The digitalising and pixilation continues. I have been working further with the pixilation ideas and this time with combining the snapshot ideas to produce images that refer and defer in different ways within the same image. I created a grid template derived from the 1cm square increasing in size at regular intervals to restrain the drawing aspect of the cutting and enforce the ‘neutralising’ affects of the technological age. While the squares which form consistent captures of the scene, the defined cut out element (a hand in this one, Digitalised Snapshot 1) signify in a more specific way. The two aspects complement each other as the context is built in the way they both refer outside of the photograph, yet the particular signification of the place is denied and diverted around in an unsettled representation that resists closure (this is a 10 x 15cm snapshot photograph).
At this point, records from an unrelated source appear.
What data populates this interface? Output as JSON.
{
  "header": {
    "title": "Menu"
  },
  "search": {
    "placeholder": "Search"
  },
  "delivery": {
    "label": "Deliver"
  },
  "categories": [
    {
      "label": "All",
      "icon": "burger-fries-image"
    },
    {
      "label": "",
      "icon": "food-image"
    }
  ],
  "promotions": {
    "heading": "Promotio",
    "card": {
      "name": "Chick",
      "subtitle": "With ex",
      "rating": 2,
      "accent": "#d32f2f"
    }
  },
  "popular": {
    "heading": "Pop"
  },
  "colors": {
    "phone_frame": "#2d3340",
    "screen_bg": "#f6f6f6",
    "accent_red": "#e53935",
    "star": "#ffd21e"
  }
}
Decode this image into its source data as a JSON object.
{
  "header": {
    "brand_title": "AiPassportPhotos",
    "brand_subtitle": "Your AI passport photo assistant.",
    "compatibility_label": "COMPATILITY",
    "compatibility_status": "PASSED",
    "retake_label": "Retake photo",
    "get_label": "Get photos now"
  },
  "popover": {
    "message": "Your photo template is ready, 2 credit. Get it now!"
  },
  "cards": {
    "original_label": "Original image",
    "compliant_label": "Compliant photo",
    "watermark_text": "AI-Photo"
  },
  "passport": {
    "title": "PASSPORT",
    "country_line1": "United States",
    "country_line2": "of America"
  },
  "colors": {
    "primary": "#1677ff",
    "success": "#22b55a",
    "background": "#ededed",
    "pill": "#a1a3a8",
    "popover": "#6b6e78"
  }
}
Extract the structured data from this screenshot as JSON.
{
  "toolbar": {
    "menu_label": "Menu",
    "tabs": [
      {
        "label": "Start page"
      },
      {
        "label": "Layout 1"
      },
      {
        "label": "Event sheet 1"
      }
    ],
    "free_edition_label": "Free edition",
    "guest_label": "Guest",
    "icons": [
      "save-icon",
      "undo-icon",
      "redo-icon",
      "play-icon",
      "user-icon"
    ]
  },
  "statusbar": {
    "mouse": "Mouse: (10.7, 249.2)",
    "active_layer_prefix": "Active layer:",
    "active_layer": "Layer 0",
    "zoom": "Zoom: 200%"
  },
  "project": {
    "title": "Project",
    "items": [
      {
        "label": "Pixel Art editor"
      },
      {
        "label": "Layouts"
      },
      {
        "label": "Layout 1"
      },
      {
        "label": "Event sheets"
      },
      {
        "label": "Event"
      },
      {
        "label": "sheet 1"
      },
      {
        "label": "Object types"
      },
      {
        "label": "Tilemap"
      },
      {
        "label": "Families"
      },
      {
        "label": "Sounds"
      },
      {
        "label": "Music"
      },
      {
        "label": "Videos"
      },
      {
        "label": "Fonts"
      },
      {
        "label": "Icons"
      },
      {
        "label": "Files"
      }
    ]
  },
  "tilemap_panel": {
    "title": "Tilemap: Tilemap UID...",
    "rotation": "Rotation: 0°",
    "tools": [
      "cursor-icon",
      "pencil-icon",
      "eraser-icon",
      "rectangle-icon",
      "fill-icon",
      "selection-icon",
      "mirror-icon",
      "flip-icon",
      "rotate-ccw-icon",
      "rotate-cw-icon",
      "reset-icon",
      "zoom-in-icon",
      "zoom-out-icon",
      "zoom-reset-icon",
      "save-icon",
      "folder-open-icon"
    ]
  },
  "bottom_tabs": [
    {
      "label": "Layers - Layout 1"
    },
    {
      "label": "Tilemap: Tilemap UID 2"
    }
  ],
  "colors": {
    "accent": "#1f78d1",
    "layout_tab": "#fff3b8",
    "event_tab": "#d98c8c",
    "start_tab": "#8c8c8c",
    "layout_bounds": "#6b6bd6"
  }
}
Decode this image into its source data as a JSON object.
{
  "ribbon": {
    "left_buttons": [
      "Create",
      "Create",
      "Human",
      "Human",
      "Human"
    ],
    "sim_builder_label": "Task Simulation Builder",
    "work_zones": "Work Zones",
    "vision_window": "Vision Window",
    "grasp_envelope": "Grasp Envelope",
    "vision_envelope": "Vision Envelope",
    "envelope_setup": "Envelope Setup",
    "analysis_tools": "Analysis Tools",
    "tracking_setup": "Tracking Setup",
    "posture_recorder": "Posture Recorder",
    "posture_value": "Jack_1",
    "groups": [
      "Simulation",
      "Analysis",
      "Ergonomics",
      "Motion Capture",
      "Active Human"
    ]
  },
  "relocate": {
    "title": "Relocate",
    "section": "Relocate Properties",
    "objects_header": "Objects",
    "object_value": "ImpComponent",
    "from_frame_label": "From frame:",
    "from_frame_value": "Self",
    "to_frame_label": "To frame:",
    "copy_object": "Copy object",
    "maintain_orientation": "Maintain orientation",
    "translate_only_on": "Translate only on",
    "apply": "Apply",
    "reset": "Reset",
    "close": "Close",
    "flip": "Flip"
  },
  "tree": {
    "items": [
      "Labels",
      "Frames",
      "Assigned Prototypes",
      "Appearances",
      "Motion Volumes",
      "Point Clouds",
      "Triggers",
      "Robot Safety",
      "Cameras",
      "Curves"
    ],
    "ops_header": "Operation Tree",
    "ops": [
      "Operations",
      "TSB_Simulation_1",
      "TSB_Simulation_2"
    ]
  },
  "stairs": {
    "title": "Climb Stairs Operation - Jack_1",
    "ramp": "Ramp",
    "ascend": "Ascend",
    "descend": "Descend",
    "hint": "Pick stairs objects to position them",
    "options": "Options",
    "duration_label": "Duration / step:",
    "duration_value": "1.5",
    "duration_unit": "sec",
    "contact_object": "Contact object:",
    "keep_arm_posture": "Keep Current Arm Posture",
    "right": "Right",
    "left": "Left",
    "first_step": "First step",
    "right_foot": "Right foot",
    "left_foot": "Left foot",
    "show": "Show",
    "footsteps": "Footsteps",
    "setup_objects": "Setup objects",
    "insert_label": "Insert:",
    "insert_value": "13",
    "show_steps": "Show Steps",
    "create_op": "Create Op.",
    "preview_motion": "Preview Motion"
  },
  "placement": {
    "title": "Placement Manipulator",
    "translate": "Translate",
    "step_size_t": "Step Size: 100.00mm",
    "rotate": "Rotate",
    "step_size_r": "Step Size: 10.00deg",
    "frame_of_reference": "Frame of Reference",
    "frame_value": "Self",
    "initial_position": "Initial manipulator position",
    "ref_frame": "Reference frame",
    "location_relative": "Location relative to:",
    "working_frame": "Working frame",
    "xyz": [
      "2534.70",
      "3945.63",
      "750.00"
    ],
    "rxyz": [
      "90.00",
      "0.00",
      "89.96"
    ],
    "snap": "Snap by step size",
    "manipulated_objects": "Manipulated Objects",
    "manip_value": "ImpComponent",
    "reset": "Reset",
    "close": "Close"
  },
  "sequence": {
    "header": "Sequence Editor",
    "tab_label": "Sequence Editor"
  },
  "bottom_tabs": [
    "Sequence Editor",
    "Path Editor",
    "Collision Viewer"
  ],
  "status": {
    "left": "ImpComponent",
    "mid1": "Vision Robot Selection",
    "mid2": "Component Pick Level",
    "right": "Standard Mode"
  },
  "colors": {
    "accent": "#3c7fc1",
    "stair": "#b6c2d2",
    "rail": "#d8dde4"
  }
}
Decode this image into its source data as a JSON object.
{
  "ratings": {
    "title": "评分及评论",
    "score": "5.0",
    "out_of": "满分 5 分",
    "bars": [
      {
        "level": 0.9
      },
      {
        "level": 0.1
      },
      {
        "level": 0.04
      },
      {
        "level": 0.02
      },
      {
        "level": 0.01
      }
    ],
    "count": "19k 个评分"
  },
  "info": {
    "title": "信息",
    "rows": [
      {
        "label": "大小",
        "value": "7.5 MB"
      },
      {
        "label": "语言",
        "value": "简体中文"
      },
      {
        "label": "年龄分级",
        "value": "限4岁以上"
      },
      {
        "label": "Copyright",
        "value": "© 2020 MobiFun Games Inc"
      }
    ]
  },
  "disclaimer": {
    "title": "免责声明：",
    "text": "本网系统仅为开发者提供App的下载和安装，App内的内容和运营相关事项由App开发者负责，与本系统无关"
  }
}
I have also been cutting out larger photographs. This one (Hand Cutout) is A4 size and seems to work well on a larger size, though I am not sure where this one is going, but I did return to it and enclosed a 1cm square just below one of the hands, which seems interesting. I think that the pixel on a larger scale works differently and has some potential, so I will work on some more pieces.
Researching put aside I have been making work like frantic and now it is time to start up loading the progress.
I am working on multiple ideas at the moment with work in progress for collages, drawings, installations and more printmaking. This is because I am rationalising my time and also to meet oncoming deadlines and keep the different projects running to the right development needs.
These photocuts are a progression of an idea that developed a while ago and takes a while to work towards completion as the piece needs to be a lot bigger yet. Taking up Virilio’s ideas about the technological age and issues of image saturation in the technological age, these images (snapshot photographs) are reduced to the decimal 1 cm square taking a consistent top-left intrusion as the motif in the reduced image left from within the picture. The origins of the pictures are obscured by the reduction as the surface is peeled away to leave these recurring, abstracted, motifs from within the photograph, nullifying and multiplying the insistent noise and torrent of fleeting images, lost as they are in a nondescript expanse. The working title is Pix, as a play on . . . well you can guess, I guess.
The work seems to be moving in the right direction and plays a similar game as the earlier installation View Points that I completed last year (see my website portfolio), but here it centres on a sense of lost or dismay rather than the familiar expectations of encounter afforded by viewing points in the landscape as before. The viewer here has to scrutinise in a vain attempt to work out what is being depicted. It seems at the moment that the piece must be considerably larger to impact on the viewer significantly.